If a line in the data contains "Catalina", copy it out.

=== Section Start ===

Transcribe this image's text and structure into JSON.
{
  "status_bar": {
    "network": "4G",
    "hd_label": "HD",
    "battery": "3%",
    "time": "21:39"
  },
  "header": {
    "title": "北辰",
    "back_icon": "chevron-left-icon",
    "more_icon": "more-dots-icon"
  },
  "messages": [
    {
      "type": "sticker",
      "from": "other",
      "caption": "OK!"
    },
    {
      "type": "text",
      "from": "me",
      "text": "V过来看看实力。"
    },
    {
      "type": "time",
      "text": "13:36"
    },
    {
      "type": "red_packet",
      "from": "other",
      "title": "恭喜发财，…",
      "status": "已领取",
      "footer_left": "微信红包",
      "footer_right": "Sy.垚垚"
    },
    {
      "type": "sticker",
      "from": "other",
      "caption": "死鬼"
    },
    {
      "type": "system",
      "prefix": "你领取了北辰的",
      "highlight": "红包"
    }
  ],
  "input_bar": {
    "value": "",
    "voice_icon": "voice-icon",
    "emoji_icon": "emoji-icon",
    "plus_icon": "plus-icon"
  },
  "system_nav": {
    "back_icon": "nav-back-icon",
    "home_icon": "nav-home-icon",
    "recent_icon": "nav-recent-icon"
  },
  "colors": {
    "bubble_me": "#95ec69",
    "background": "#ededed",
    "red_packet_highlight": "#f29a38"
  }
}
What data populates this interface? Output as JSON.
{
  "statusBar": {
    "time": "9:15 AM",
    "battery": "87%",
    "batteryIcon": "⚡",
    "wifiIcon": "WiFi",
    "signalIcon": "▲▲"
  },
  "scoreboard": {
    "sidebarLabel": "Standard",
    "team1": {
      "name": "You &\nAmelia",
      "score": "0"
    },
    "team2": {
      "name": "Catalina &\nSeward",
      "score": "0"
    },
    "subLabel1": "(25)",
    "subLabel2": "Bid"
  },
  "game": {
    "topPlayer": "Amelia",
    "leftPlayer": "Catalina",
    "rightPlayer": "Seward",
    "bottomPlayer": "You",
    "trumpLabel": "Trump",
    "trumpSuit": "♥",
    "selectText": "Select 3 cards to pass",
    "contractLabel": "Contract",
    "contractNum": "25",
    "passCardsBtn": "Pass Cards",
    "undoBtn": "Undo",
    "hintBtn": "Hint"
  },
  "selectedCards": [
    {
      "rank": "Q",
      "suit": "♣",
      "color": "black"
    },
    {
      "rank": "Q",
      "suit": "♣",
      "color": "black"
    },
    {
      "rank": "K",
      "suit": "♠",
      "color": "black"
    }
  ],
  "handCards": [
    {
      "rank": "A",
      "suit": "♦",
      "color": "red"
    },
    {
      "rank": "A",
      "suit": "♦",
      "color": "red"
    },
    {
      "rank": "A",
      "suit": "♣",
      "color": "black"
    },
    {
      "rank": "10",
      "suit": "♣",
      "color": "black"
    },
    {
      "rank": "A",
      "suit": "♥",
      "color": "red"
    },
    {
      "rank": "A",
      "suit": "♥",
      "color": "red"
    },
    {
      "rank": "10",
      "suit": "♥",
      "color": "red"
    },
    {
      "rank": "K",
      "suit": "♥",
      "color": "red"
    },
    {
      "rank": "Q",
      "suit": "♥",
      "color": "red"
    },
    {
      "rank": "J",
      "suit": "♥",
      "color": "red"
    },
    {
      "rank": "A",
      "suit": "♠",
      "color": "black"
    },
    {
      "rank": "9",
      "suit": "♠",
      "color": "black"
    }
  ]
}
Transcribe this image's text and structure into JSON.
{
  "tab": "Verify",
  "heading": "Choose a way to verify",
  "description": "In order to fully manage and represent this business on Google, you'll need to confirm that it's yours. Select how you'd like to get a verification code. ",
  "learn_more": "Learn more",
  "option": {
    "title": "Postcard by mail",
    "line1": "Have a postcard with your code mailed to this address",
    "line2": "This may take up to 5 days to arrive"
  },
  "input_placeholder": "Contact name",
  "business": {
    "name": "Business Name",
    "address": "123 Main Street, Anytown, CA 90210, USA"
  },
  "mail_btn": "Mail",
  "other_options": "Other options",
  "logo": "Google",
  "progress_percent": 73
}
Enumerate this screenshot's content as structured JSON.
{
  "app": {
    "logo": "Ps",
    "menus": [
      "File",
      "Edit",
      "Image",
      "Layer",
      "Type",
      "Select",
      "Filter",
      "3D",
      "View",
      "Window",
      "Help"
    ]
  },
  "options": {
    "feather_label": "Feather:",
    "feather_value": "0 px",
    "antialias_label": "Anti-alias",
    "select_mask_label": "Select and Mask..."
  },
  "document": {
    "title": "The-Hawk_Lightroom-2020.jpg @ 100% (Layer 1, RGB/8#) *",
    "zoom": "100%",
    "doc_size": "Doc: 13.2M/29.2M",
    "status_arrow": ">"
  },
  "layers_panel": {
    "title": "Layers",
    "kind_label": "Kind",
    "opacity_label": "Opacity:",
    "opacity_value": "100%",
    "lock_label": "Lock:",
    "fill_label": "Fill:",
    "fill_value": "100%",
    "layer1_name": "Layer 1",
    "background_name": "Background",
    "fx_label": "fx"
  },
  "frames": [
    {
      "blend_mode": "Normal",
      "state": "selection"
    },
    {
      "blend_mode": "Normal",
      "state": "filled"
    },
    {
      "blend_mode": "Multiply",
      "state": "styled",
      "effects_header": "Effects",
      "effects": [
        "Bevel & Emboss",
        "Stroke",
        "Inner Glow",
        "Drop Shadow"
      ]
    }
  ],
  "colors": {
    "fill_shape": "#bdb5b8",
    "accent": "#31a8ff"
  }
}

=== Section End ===

» EXPECTED ANSWER
      "name": "Catalina &\nSeward",
    "leftPlayer": "Catalina",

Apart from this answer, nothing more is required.